_Directions_
Retype every entry in its entirety, without alteration.

Items from a data source
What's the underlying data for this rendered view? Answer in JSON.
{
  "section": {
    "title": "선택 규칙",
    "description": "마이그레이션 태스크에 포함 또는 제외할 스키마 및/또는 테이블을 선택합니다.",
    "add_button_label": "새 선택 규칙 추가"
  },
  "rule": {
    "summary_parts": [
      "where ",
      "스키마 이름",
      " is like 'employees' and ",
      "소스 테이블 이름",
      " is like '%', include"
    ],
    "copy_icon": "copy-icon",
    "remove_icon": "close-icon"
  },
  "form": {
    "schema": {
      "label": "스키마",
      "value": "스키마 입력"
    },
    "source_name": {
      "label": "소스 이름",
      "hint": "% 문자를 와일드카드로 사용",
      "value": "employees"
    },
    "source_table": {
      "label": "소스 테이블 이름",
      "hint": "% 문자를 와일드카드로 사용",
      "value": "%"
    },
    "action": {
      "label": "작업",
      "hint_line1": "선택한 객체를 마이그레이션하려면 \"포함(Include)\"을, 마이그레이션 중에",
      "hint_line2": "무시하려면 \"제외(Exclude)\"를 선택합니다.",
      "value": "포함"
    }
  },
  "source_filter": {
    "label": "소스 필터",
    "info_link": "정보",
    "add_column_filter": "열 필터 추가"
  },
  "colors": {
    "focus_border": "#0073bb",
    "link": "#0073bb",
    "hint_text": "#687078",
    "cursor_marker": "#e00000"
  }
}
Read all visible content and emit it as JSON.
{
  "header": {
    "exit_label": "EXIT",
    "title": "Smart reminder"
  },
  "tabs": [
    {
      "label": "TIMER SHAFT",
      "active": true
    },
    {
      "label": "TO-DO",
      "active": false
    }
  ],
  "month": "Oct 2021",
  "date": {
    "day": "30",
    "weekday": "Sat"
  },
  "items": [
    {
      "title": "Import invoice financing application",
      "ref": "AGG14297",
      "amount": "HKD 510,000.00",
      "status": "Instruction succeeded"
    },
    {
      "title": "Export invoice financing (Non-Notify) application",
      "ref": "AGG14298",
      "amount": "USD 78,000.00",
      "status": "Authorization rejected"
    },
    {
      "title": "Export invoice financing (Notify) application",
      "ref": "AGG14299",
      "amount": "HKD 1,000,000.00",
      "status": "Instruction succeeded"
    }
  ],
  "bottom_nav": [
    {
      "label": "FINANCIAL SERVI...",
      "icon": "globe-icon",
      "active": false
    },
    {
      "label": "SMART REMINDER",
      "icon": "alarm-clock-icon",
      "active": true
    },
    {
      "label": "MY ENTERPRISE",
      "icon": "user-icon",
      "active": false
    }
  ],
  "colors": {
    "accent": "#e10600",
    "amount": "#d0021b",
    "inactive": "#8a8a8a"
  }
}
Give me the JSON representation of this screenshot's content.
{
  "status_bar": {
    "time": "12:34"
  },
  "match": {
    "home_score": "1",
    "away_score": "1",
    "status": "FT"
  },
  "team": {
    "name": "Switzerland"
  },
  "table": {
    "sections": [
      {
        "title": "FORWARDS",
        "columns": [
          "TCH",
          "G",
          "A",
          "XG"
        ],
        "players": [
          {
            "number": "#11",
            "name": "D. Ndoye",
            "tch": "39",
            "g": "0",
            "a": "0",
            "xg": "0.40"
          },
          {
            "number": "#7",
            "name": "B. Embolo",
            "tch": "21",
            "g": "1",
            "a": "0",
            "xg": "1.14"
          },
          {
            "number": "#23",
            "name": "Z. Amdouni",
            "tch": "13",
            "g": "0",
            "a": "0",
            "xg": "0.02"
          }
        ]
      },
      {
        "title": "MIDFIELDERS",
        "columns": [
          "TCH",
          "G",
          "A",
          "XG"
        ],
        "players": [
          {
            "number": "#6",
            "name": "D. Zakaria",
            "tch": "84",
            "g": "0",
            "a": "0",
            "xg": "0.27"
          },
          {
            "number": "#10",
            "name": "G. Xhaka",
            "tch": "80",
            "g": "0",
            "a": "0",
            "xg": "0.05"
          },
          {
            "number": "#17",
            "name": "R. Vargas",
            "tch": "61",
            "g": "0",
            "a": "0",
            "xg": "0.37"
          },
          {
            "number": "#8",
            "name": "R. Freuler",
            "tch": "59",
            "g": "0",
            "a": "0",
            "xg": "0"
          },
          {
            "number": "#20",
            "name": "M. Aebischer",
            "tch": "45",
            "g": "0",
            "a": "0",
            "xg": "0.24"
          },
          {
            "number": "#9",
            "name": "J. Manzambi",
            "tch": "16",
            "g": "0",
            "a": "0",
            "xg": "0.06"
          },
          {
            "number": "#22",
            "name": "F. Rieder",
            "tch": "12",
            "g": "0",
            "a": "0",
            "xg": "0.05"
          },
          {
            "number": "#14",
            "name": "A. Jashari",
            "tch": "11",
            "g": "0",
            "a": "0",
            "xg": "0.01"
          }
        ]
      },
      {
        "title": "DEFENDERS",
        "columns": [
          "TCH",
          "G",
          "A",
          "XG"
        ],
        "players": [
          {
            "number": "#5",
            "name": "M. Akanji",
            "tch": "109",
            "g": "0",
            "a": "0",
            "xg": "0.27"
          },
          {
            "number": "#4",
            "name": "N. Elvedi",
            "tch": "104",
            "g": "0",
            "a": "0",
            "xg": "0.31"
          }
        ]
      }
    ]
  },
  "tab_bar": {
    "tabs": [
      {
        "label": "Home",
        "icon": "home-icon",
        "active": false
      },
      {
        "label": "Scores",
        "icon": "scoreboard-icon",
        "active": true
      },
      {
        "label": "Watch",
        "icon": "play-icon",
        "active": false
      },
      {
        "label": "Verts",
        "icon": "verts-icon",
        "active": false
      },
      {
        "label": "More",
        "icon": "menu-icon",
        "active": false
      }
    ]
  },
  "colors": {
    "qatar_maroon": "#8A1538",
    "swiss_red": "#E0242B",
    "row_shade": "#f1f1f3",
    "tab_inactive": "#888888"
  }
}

_Exercise solution_
What's the underlying data for this rendered view? Answer in JSON.
{
  "section": {
    "title": "선택 규칙",
    "description": "마이그레이션 태스크에 포함 또는 제외할 스키마 및/또는 테이블을 선택합니다.",
    "add_button_label": "새 선택 규칙 추가"
  },
  "rule": {
    "summary_parts": [
      "where ",
      "스키마 이름",
      " is like 'employees' and ",
      "소스 테이블 이름",
      " is like '%', include"
    ],
    "copy_icon": "copy-icon",
    "remove_icon": "close-icon"
  },
  "form": {
    "schema": {
      "label": "스키마",
      "value": "스키마 입력"
    },
    "source_name": {
      "label": "소스 이름",
      "hint": "% 문자를 와일드카드로 사용",
      "value": "employees"
    },
    "source_table": {
      "label": "소스 테이블 이름",
      "hint": "% 문자를 와일드카드로 사용",
      "value": "%"
    },
    "action": {
      "label": "작업",
      "hint_line1": "선택한 객체를 마이그레이션하려면 \"포함(Include)\"을, 마이그레이션 중에",
      "hint_line2": "무시하려면 \"제외(Exclude)\"를 선택합니다.",
      "value": "포함"
    }
  },
  "source_filter": {
    "label": "소스 필터",
    "info_link": "정보",
    "add_column_filter": "열 필터 추가"
  },
  "colors": {
    "focus_border": "#0073bb",
    "link": "#0073bb",
    "hint_text": "#687078",
    "cursor_marker": "#e00000"
  }
}
Read all visible content and emit it as JSON.
{
  "header": {
    "exit_label": "EXIT",
    "title": "Smart reminder"
  },
  "tabs": [
    {
      "label": "TIMER SHAFT",
      "active": true
    },
    {
      "label": "TO-DO",
      "active": false
    }
  ],
  "month": "Oct 2021",
  "date": {
    "day": "30",
    "weekday": "Sat"
  },
  "items": [
    {
      "title": "Import invoice financing application",
      "ref": "AGG14297",
      "amount": "HKD 510,000.00",
      "status": "Instruction succeeded"
    },
    {
      "title": "Export invoice financing (Non-Notify) application",
      "ref": "AGG14298",
      "amount": "USD 78,000.00",
      "status": "Authorization rejected"
    },
    {
      "title": "Export invoice financing (Notify) application",
      "ref": "AGG14299",
      "amount": "HKD 1,000,000.00",
      "status": "Instruction succeeded"
    }
  ],
  "bottom_nav": [
    {
      "label": "FINANCIAL SERVI...",
      "icon": "globe-icon",
      "active": false
    },
    {
      "label": "SMART REMINDER",
      "icon": "alarm-clock-icon",
      "active": true
    },
    {
      "label": "MY ENTERPRISE",
      "icon": "user-icon",
      "active": false
    }
  ],
  "colors": {
    "accent": "#e10600",
    "amount": "#d0021b",
    "inactive": "#8a8a8a"
  }
}
Give me the JSON representation of this screenshot's content.
{
  "status_bar": {
    "time": "12:34"
  },
  "match": {
    "home_score": "1",
    "away_score": "1",
    "status": "FT"
  },
  "team": {
    "name": "Switzerland"
  },
  "table": {
    "sections": [
      {
        "title": "FORWARDS",
        "columns": [
          "TCH",
          "G",
          "A",
          "XG"
        ],
        "players": [
          {
            "number": "#11",
            "name": "D. Ndoye",
            "tch": "39",
            "g": "0",
            "a": "0",
            "xg": "0.40"
          },
          {
            "number": "#7",
            "name": "B. Embolo",
            "tch": "21",
            "g": "1",
            "a": "0",
            "xg": "1.14"
          },
          {
            "number": "#23",
            "name": "Z. Amdouni",
            "tch": "13",
            "g": "0",
            "a": "0",
            "xg": "0.02"
          }
        ]
      },
      {
        "title": "MIDFIELDERS",
        "columns": [
          "TCH",
          "G",
          "A",
          "XG"
        ],
        "players": [
          {
            "number": "#6",
            "name": "D. Zakaria",
            "tch": "84",
            "g": "0",
            "a": "0",
            "xg": "0.27"
          },
          {
            "number": "#10",
            "name": "G. Xhaka",
            "tch": "80",
            "g": "0",
            "a": "0",
            "xg": "0.05"
          },
          {
            "number": "#17",
            "name": "R. Vargas",
            "tch": "61",
            "g": "0",
            "a": "0",
            "xg": "0.37"
          },
          {
            "number": "#8",
            "name": "R. Freuler",
            "tch": "59",
            "g": "0",
            "a": "0",
            "xg": "0"
          },
          {
            "number": "#20",
            "name": "M. Aebischer",
            "tch": "45",
            "g": "0",
            "a": "0",
            "xg": "0.24"
          },
          {
            "number": "#9",
            "name": "J. Manzambi",
            "tch": "16",
            "g": "0",
            "a": "0",
            "xg": "0.06"
          },
          {
            "number": "#22",
            "name": "F. Rieder",
            "tch": "12",
            "g": "0",
            "a": "0",
            "xg": "0.05"
          },
          {
            "number": "#14",
            "name": "A. Jashari",
            "tch": "11",
            "g": "0",
            "a": "0",
            "xg": "0.01"
          }
        ]
      },
      {
        "title": "DEFENDERS",
        "columns": [
          "TCH",
          "G",
          "A",
          "XG"
        ],
        "players": [
          {
            "number": "#5",
            "name": "M. Akanji",
            "tch": "109",
            "g": "0",
            "a": "0",
            "xg": "0.27"
          },
          {
            "number": "#4",
            "name": "N. Elvedi",
            "tch": "104",
            "g": "0",
            "a": "0",
            "xg": "0.31"
          }
        ]
      }
    ]
  },
  "tab_bar": {
    "tabs": [
      {
        "label": "Home",
        "icon": "home-icon",
        "active": false
      },
      {
        "label": "Scores",
        "icon": "scoreboard-icon",
        "active": true
      },
      {
        "label": "Watch",
        "icon": "play-icon",
        "active": false
      },
      {
        "label": "Verts",
        "icon": "verts-icon",
        "active": false
      },
      {
        "label": "More",
        "icon": "menu-icon",
        "active": false
      }
    ]
  },
  "colors": {
    "qatar_maroon": "#8A1538",
    "swiss_red": "#E0242B",
    "row_shade": "#f1f1f3",
    "tab_inactive": "#888888"
  }
}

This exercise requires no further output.